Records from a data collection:
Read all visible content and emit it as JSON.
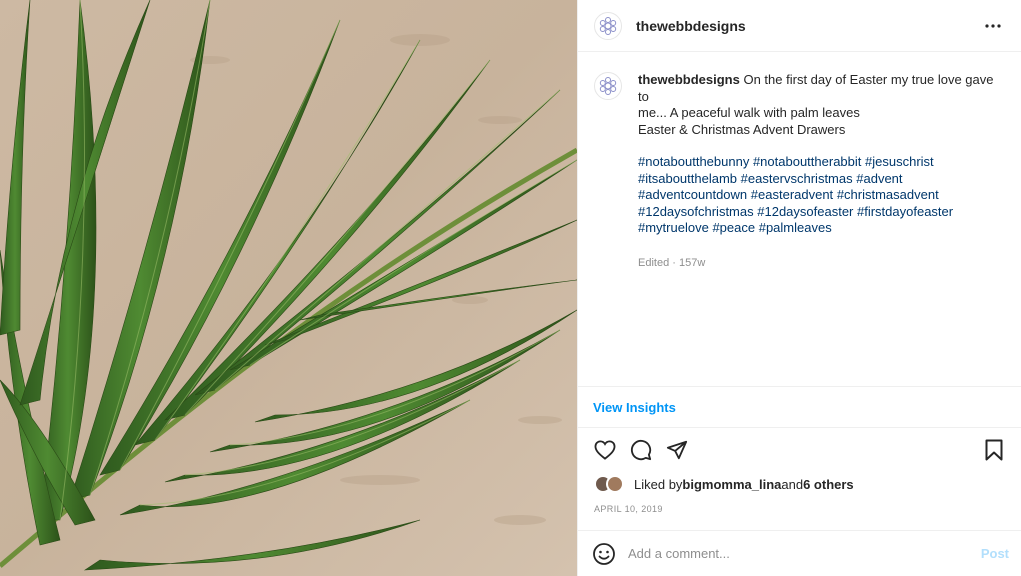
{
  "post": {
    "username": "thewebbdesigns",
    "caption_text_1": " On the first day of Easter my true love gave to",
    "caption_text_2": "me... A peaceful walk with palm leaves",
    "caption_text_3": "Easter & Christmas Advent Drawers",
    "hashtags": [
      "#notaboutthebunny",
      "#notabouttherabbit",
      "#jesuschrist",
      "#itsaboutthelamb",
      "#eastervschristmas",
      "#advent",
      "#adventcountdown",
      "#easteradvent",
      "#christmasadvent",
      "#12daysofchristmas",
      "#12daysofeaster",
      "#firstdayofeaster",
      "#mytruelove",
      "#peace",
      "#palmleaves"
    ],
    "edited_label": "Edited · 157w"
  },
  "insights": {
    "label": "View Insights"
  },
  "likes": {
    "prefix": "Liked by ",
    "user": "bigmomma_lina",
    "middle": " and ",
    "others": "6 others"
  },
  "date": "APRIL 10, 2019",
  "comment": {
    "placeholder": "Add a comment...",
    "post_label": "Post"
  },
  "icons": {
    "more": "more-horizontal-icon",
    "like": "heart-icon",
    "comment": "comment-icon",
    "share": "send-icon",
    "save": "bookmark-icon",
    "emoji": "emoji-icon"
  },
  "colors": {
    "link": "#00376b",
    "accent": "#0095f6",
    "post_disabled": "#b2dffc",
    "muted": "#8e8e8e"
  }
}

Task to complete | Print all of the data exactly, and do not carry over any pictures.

Reply to the exercise |
Read all visible content and emit it as JSON.
{
  "post": {
    "username": "thewebbdesigns",
    "caption_text_1": " On the first day of Easter my true love gave to",
    "caption_text_2": "me... A peaceful walk with palm leaves",
    "caption_text_3": "Easter & Christmas Advent Drawers",
    "hashtags": [
      "#notaboutthebunny",
      "#notabouttherabbit",
      "#jesuschrist",
      "#itsaboutthelamb",
      "#eastervschristmas",
      "#advent",
      "#adventcountdown",
      "#easteradvent",
      "#christmasadvent",
      "#12daysofchristmas",
      "#12daysofeaster",
      "#firstdayofeaster",
      "#mytruelove",
      "#peace",
      "#palmleaves"
    ],
    "edited_label": "Edited · 157w"
  },
  "insights": {
    "label": "View Insights"
  },
  "likes": {
    "prefix": "Liked by ",
    "user": "bigmomma_lina",
    "middle": " and ",
    "others": "6 others"
  },
  "date": "APRIL 10, 2019",
  "comment": {
    "placeholder": "Add a comment...",
    "post_label": "Post"
  },
  "icons": {
    "more": "more-horizontal-icon",
    "like": "heart-icon",
    "comment": "comment-icon",
    "share": "send-icon",
    "save": "bookmark-icon",
    "emoji": "emoji-icon"
  },
  "colors": {
    "link": "#00376b",
    "accent": "#0095f6",
    "post_disabled": "#b2dffc",
    "muted": "#8e8e8e"
  }
}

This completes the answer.